Nara Roesler São Paulo is pleased to present Alvenarias, an exhibition by Fabio Miguez that brings together over forty paintings, organized into two series: Atalhos and Volpi. Developed over the last two years, these works represent the most recent developments in Miguez’s practice over the last decade. The exhibition is accompanied by an essay by Luis Pérez-Oramas and is on view from May 28th to July 23rd, 2022.

The works presented are based on Miguez’s attentive look at works in the history of painting, not only from Europe but also works of Brazilian origin. This interest gave rise to the Atalhos series, which began in 2010, with small-format paintings.
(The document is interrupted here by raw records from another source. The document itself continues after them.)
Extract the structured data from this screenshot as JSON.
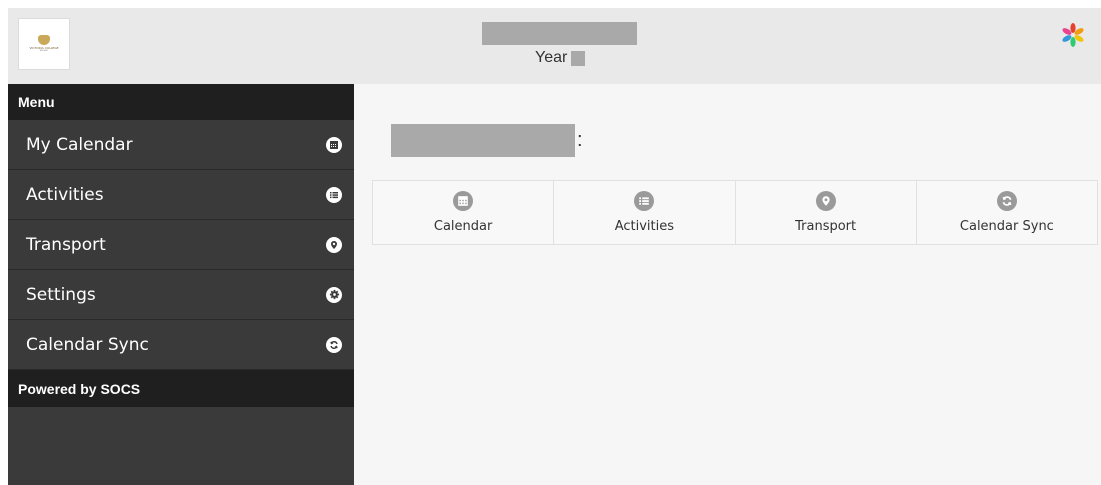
{
  "header": {
    "year_label": "Year",
    "logo_text": "VICTORIA COLLEGE",
    "logo_subtext": "BELFAST"
  },
  "sidebar": {
    "heading": "Menu",
    "items": [
      {
        "label": "My Calendar",
        "icon": "calendar-icon"
      },
      {
        "label": "Activities",
        "icon": "list-icon"
      },
      {
        "label": "Transport",
        "icon": "map-pin-icon"
      },
      {
        "label": "Settings",
        "icon": "gear-icon"
      },
      {
        "label": "Calendar Sync",
        "icon": "sync-icon"
      }
    ],
    "footer": "Powered by SOCS"
  },
  "main": {
    "title_suffix": ":",
    "tiles": [
      {
        "label": "Calendar",
        "icon": "calendar-icon"
      },
      {
        "label": "Activities",
        "icon": "list-icon"
      },
      {
        "label": "Transport",
        "icon": "map-pin-icon"
      },
      {
        "label": "Calendar Sync",
        "icon": "sync-icon"
      }
    ]
  },
  "colors": {
    "header_bg": "#e9e9e9",
    "sidebar_bg": "#3a3a3a",
    "sidebar_header_bg": "#1f1f1f",
    "main_bg": "#f6f6f6",
    "tile_icon": "#9a9a9a"
  }
}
Unlike large canvases, these works are produced quickly, with one work leading to the next and thus allowing for a more experimental approach to painting.

In this sense, more than just the name of the series, Atalhos, which translates to ‘Shortcuts’, is also a guiding concept in Miguez’s practice. “Shortcuts allow you to join works together to form sentences. Depending on the proximity, they can even take on another meaning. This is the idea of the shortcut, the passage from one referential field to another that takes place in the creation of these sets, possibly suggesting new meanings” reveals Miguez.

Atalhos also includes the possibility of articulating small sets or groups of works. One example is the twelve paintings that Miguez humorously dubbed Mes Primitifs. In these, Miguez revisits paintings by Giotto, Sassetta, Fra Angelico and Piero della Francesca, stripping them of all accessory elements and giving prominence to the space. This in turn, is presented to us as a fragment, distancing it from the original composition.

In the Volpi series, Miguez performs an inversion of scale and enlarges details of works by the Italian-Brazilian painter. Due to both their physicality and their dimension, these paintings seem to bring Volpi’s “façades” to scale, reminding us of masonry and transforming the canvases into walls.

In Alvenarias, the public will be able to familiarize themselves with the new developments in a series worked on by Miguez for over a decade. These small visual puzzles relate to and complement each other, and can be understood and interpreted freely by the viewer.